[AVAILABLE RECORDS]

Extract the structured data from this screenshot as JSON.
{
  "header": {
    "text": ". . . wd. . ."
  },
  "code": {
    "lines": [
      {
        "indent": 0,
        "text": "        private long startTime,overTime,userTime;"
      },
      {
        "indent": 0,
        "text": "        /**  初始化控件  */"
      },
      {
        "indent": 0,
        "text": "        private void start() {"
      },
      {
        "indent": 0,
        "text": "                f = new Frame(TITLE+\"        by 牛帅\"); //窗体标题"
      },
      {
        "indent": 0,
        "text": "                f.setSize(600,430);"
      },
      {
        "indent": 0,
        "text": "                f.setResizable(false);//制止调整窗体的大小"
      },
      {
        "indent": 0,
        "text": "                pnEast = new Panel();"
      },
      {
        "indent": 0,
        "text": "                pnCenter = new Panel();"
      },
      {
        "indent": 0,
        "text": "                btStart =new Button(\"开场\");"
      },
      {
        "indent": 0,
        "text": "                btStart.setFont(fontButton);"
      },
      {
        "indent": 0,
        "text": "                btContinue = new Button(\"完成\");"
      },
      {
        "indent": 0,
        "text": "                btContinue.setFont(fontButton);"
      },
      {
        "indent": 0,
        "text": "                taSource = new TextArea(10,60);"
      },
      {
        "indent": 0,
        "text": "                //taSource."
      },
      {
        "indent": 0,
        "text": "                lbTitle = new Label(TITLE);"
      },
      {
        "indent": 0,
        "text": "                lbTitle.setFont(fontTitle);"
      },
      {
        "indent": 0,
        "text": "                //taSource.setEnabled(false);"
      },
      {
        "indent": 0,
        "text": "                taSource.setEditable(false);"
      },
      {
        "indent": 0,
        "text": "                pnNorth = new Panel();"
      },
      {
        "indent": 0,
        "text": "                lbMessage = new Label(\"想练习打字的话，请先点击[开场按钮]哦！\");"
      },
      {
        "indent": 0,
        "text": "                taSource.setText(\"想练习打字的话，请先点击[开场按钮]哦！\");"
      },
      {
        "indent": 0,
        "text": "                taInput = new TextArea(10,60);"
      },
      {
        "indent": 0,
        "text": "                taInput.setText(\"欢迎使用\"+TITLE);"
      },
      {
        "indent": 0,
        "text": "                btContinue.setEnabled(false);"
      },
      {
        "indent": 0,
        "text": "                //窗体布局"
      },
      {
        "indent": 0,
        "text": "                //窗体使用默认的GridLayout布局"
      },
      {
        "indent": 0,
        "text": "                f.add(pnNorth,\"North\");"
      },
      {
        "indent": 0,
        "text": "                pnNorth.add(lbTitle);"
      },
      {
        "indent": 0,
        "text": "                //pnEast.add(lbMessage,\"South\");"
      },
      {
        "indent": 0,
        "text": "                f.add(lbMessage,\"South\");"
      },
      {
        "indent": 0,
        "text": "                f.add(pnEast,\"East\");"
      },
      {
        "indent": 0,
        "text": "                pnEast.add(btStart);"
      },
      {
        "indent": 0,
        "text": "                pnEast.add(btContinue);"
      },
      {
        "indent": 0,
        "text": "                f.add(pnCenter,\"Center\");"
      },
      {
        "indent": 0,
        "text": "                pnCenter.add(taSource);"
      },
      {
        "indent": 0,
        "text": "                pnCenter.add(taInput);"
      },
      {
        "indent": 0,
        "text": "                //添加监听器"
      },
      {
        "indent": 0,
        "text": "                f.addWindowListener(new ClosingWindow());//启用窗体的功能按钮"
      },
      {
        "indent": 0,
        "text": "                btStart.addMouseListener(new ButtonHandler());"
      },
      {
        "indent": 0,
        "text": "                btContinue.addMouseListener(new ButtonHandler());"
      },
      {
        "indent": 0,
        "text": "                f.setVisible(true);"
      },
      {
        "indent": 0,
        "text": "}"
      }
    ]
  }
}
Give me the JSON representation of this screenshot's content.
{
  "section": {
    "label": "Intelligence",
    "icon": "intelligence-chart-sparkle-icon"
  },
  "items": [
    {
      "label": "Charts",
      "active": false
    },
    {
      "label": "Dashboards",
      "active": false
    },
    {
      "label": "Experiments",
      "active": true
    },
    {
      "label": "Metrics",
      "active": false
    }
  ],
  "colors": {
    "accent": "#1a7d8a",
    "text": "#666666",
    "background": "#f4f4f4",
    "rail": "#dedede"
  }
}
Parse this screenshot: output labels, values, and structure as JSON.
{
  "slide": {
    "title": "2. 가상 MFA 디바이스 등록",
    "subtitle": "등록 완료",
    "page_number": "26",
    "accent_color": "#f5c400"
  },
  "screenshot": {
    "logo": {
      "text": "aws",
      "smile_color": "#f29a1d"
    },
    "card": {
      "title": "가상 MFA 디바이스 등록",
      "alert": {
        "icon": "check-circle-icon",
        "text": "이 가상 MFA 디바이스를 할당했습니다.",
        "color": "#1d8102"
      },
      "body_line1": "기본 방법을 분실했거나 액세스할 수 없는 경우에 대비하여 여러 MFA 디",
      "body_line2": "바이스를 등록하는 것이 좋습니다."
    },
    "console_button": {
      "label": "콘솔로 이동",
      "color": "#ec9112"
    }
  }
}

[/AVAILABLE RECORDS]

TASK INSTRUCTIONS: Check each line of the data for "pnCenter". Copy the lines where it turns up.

SOLVED EXERCISE:
        "text": "                pnCenter = new Panel();"
        "text": "                f.add(pnCenter,\"Center\");"
        "text": "                pnCenter.add(taSource);"
        "text": "                pnCenter.add(taInput);"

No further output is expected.